24 Die Presse (2019). ‘Die Vor- und Nachteile des Spitzenkandidatenprinzips’, 4/I/2019.
25 Müller (2020), op. cit.
26 Müller (2020), op. cit.
27 Frank Decker (2019), ‘Für eine Direktwahl des Kommissionspräsidenten und ein neues Europawahlrecht: Wege und Irrwege der Demokratie in der EU’, in Der Europäische Föderalist.
28 Hrbek (2019), op. cit.
31 Julian Rappold (2019), ‘Noch nicht ausgemustert: Gezielte Reformen können das Spitzenkandidaten-Verfahren wieder erfolgreich machen’, Der (europäische) Föderalist.
35 Der Europäische Föderalist (2019), op. cit.
37 His political party, La République en Marche, was not affiliated to a European group before the European elections of 2019. Therefore, it would not have had a say in the nomination of the EU lead-candidates.
39 Der Europäische Föderalist (2019), op. cit.
43 Julian Rappold (2019), op. cit.
44 Sophia Russack (2020), ‘How to appoint a commission president. Deliberative democracy in the EU: countering populism with participation and debate’.
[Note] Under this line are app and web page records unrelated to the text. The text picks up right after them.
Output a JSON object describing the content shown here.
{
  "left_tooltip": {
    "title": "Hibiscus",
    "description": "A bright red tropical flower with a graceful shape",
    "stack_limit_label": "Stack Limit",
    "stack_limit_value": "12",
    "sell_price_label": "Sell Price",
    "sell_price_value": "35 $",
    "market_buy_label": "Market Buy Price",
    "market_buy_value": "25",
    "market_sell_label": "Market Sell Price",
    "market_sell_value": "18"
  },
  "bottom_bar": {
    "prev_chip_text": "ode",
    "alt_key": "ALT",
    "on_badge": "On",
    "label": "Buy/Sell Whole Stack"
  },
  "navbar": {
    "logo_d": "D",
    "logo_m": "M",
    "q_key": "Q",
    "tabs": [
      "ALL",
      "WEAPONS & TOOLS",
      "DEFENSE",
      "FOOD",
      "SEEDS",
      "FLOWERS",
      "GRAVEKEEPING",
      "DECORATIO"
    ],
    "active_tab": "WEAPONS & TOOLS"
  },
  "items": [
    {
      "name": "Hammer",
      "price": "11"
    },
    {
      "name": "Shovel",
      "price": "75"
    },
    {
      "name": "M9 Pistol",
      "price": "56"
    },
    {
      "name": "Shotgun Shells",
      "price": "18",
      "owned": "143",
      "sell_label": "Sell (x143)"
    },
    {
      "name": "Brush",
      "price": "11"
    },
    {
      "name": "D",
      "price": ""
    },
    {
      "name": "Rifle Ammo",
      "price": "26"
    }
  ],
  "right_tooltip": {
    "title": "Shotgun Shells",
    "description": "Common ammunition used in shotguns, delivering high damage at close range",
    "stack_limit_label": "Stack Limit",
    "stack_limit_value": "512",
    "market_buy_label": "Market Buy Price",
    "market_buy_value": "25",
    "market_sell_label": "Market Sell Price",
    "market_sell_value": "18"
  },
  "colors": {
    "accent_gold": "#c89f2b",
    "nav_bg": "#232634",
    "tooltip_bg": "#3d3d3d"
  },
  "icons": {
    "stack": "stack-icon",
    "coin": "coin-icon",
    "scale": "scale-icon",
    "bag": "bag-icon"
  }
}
45 Charles Goerens (2020), ‘Wissen, wer was tun wird: Transnationale Listen können das Spitzenkandidaten-System retten’, in Der Europäische Föderalist.